BJT saturation: the saturation graph in the data sheet gives a single point at which Ic and Vce intersect. Using a gain of 10, the measured Vce is higher than than read from the graph. To get Vce of around 0.06V, I would need a 1K resistor. If I were to select a resistor based on the graph, as Sgt has pointed out, I would be wasting power. What is the indented purpose of the graph as it appears as to not help with selecting the optimal resistor?

Diode selection: I am using a 1N4004, which is rated for 400V, forward current of 1A, and reverse peak surge of 30A for 8mS. Interested in learning the correct way of selecting a diode for protection across a coil, as opposed to 'put it in and see if it works'. The coil is 12V, drawing 25mA.

Thank you.
JG

8. ### SgtWookie Expert

Jul 17, 2007
22,183
1,728
JG,
I'm afraid that you are incorrect in your "no extreme temperature requirements" assumption.

Automotive environments are among the most brutal on the planet. Temperature extremes, mechanical shock/vibration, electrical noise/power spikes, heinous chemicals, moisture/corrosion - it's all there, even if you're using a circuit in the passenger compartment.

Basically, your vehicle will beat your circuit to death very quickly unless ALL of your components are rated for the full automotive temperature range.

PIC uC's with the -E suffix are extended temp range, which covers the full automotive temp range of -40°C to 125°C. The -I suffix is for industrial temp range, which is not suitable for automotive use.

Your voltage regulator for your PIC's supply is a vulnerable spot. If it is not rated for at least 60v input, it is not suitable for automotive use. For example, the LM317 series and 78xx series are not suitable.

You are also mistaken in that power consumption is not an issue. In your vehicle, electricity is generated by spinning the alternator at 3x the speed of your engine, which can take a considerable amount of power. Automotive engines are in reality very inefficient; if you are getting 30% efficiency, you are doing extremely well.

Every milliwatt of power you use has to be generated by burning fuel, very inefficiently.

9. ### Jaguarjoe Active Member

Apr 7, 2010
770
90

As a rule of thumb, 1/3 of the energy consumed by an engine goes out the exhaust, 1/3 goes to the cooling system, and 1/3 gets to the crankshaft.

10. ### timrobbins Active Member

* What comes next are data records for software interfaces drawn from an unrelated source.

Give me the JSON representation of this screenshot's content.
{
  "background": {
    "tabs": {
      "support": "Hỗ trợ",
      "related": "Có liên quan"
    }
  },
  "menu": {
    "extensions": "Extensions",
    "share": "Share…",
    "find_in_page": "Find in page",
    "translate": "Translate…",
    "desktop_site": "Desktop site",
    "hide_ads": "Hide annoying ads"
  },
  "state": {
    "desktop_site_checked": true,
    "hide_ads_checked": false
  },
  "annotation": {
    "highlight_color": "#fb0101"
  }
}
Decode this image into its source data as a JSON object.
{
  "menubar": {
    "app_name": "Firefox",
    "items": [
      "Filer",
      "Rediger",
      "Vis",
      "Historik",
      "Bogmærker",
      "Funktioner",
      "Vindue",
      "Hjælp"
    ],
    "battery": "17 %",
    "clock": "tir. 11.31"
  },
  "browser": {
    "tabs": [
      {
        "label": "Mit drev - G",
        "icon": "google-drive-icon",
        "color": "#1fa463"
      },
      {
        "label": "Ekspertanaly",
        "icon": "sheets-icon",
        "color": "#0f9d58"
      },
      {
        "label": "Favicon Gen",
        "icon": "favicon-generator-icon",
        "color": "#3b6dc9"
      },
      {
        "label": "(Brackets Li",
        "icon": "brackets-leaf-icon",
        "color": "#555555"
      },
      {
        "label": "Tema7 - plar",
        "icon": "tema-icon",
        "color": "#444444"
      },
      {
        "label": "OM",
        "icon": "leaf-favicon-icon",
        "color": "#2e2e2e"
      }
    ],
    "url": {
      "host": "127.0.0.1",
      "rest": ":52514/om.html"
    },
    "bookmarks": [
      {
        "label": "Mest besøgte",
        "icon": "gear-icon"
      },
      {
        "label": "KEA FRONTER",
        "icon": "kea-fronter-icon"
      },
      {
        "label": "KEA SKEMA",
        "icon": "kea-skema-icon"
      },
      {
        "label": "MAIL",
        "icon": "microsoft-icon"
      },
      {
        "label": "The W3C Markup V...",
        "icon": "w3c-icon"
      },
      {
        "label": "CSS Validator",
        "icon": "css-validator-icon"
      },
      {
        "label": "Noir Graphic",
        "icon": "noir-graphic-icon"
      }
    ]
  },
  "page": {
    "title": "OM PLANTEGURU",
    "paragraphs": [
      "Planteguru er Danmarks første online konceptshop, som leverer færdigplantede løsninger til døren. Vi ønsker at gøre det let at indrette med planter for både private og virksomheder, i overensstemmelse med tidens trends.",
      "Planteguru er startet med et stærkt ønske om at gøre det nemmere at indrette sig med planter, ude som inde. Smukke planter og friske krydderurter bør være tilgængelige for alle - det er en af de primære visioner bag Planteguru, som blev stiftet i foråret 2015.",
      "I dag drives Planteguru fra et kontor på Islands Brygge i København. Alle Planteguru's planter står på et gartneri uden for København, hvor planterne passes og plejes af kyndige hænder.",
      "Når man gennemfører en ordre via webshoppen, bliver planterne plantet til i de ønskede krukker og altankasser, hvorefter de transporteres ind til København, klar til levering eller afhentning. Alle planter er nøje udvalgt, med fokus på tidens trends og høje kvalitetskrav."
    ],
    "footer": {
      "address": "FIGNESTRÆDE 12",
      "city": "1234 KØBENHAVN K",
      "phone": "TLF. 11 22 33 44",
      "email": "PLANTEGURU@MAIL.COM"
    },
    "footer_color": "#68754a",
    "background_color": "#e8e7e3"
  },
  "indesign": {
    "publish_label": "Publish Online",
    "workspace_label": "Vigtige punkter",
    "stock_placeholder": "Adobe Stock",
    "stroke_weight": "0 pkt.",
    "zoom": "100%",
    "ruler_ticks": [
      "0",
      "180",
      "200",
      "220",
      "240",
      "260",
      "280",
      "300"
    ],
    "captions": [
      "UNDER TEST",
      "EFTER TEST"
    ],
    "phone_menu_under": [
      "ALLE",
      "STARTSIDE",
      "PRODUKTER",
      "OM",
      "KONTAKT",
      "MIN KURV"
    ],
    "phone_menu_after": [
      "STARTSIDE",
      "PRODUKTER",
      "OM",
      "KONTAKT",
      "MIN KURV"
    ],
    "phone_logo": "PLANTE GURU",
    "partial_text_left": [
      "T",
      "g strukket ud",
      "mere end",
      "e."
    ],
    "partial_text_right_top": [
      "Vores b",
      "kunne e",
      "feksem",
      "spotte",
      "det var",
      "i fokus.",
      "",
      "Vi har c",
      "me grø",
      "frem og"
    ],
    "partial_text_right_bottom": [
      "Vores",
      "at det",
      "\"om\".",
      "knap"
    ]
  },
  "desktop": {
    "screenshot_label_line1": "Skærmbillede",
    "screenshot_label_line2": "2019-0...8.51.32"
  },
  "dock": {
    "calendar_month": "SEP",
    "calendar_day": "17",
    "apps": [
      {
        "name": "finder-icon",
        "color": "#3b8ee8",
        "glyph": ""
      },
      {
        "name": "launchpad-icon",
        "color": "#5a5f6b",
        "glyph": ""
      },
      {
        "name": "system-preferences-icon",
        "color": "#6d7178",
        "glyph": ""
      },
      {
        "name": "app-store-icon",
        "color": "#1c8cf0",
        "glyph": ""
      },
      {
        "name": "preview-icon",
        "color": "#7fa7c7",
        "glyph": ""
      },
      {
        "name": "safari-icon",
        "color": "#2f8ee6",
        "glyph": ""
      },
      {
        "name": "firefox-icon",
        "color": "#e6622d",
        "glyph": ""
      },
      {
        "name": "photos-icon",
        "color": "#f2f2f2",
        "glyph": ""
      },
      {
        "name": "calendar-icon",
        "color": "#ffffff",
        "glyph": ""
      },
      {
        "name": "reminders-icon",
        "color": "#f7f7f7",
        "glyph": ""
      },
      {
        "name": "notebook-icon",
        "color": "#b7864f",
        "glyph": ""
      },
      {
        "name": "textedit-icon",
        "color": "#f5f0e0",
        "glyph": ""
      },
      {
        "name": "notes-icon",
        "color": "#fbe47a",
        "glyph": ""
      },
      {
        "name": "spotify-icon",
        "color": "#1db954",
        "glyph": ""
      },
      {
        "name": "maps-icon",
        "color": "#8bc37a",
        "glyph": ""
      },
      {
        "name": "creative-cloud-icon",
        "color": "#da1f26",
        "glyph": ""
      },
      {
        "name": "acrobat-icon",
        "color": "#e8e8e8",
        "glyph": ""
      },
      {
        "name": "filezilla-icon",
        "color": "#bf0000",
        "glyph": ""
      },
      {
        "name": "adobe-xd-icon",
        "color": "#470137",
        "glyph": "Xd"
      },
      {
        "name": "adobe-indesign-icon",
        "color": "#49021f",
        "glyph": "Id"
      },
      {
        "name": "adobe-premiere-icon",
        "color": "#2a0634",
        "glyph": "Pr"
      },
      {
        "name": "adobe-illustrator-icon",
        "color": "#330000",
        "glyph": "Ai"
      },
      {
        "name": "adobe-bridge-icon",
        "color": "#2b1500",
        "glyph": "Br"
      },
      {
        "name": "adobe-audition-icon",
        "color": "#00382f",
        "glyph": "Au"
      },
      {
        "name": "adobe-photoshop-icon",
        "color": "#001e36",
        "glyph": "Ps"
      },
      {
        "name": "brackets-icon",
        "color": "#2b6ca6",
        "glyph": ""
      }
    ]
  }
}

Aug 29, 2009
318
16
JG, datasheets that show max curves are meant as a bound. You have actual sample data. Sometimes you can overlay/translate an appropriate typ spec onto the max curve to get a feel for where the mean population will reside - but otherwise you would just use the max level as a worstcase calculation parameter, and as long as you were always on the good side of worst-case (for all worstcase parameter combinations) then your design is valid. But to do worstcase you need to fully appreaciate all the other parameter variations that can be an influence.

I wouldn't get hung up on 'saturation' per se - it is just a pointer for when gain has reduced to a certain level (eg. 10) - sort of similar to 'clipping' when gain =1. You need to focus on worstcase zones - eg. say to keep Vce<1V worstcase, as that may match the supply rail regulation and relay coil pull-in worstcase levels to give you a valid safety margin of say X volts. Your automative application may require you to operate successfully during cranking - where supply rail worstcase can get pretty low!

Ciao, Tim

11. ### Ron H AAC Fanatic!

Apr 14, 2005
7,050
657
The curves I posted are typical. Your results may vary.
However, for 2N3904, the optimum base current to guarantee saturation is Ib=Ic/10. You don't need to get involved in trying to determine an optimum value.